> [Aim of the task] One figure is wanted here: how many lines in the entries hold the word "this".

App and web page records
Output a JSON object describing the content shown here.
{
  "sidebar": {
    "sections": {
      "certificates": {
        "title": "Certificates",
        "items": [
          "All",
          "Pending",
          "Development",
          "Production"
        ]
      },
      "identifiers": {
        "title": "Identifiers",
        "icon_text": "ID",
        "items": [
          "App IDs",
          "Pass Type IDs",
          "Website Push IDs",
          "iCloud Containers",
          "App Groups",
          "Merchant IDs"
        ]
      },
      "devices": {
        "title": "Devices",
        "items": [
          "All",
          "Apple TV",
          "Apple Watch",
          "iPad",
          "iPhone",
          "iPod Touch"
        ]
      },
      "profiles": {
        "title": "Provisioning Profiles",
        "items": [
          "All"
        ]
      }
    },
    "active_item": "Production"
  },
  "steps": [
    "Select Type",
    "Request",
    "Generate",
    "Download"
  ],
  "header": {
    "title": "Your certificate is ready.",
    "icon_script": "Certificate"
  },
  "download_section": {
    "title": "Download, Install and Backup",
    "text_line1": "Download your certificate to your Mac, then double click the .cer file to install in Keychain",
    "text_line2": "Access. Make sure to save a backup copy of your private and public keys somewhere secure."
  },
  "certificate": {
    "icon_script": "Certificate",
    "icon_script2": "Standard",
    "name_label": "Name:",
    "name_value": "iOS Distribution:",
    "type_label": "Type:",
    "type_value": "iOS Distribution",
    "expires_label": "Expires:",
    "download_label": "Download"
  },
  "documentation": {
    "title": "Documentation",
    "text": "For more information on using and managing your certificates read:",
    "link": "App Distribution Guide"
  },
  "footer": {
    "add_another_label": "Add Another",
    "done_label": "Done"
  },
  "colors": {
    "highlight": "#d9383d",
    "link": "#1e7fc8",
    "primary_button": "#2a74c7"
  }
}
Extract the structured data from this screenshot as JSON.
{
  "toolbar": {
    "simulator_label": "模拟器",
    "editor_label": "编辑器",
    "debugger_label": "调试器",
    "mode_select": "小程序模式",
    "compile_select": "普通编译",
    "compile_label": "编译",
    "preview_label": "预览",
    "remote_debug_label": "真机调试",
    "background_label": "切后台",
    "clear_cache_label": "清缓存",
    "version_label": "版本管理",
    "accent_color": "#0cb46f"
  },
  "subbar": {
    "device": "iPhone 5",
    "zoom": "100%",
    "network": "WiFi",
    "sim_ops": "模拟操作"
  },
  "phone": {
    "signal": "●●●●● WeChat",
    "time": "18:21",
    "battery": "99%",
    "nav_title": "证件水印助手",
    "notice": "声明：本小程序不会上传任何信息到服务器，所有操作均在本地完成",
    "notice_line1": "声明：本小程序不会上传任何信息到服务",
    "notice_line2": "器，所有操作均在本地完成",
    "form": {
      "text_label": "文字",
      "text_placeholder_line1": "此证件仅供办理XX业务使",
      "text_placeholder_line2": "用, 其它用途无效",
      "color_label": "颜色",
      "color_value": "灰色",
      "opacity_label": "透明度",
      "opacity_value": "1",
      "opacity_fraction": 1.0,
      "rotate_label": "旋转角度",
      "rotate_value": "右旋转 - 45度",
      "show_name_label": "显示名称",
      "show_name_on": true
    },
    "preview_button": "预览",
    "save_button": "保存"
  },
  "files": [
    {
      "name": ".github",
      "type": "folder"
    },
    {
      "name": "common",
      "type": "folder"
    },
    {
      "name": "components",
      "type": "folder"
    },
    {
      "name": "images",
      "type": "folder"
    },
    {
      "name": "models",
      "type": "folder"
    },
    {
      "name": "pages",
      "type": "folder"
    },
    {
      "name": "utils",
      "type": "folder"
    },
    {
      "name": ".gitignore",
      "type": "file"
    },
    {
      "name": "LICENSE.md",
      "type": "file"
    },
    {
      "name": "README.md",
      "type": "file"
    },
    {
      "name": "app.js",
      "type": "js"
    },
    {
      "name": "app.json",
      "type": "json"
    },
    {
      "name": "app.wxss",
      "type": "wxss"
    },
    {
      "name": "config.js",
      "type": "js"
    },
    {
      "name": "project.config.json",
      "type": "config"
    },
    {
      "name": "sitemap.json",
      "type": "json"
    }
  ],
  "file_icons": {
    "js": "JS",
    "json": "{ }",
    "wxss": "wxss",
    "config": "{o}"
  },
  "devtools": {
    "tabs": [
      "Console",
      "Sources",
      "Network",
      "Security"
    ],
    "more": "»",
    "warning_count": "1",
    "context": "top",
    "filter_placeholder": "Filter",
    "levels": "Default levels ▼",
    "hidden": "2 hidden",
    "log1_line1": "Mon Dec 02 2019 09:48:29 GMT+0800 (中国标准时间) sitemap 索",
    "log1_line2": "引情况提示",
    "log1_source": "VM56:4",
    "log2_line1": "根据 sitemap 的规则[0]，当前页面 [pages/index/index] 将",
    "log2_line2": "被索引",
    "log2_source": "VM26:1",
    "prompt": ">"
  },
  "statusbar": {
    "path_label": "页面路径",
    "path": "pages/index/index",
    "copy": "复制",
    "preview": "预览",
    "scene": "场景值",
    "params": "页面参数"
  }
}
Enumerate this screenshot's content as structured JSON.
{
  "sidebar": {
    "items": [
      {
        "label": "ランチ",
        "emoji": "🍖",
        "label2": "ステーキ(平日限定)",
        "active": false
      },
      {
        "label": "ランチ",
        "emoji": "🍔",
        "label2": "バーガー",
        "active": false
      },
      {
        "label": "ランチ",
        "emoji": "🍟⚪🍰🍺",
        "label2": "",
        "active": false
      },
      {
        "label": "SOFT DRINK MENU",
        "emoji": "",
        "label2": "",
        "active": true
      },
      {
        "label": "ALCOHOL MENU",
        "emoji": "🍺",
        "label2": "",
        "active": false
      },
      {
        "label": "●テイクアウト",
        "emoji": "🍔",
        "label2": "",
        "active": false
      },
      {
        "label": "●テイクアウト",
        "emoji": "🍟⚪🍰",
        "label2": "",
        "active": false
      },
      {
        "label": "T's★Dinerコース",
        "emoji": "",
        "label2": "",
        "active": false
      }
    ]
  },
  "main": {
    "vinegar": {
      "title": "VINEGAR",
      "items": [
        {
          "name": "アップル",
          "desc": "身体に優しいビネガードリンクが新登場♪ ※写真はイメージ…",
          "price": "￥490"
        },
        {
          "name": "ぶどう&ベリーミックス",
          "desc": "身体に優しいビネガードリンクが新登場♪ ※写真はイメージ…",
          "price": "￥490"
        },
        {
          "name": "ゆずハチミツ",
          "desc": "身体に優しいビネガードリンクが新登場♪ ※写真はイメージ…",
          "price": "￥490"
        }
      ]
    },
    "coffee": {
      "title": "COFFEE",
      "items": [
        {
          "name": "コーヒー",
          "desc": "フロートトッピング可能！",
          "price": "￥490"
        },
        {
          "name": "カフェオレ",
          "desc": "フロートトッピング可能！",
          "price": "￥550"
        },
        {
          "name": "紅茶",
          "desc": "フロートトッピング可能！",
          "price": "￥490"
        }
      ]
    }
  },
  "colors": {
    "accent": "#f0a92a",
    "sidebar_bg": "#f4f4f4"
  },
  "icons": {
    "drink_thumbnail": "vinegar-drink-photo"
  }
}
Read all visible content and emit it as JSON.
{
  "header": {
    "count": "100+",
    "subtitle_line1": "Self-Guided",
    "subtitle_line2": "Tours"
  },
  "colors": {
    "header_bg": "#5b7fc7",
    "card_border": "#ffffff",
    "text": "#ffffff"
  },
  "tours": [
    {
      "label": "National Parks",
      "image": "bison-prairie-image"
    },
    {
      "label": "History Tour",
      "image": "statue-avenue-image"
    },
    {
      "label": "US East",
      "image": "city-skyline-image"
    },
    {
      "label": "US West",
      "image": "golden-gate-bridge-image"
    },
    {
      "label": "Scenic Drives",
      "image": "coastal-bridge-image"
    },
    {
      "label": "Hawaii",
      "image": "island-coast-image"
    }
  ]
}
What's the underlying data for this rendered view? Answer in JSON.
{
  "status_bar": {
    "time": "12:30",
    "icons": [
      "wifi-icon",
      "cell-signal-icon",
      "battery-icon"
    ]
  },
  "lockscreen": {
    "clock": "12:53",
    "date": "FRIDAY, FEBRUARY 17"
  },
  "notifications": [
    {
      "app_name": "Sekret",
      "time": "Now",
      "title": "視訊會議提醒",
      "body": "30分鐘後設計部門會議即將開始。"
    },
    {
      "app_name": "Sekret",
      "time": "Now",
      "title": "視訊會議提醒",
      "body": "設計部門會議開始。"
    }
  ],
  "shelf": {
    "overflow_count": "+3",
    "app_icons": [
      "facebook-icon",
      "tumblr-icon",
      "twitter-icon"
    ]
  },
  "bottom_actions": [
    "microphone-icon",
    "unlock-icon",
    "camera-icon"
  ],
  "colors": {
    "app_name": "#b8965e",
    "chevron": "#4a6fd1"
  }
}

> [Answer section] 3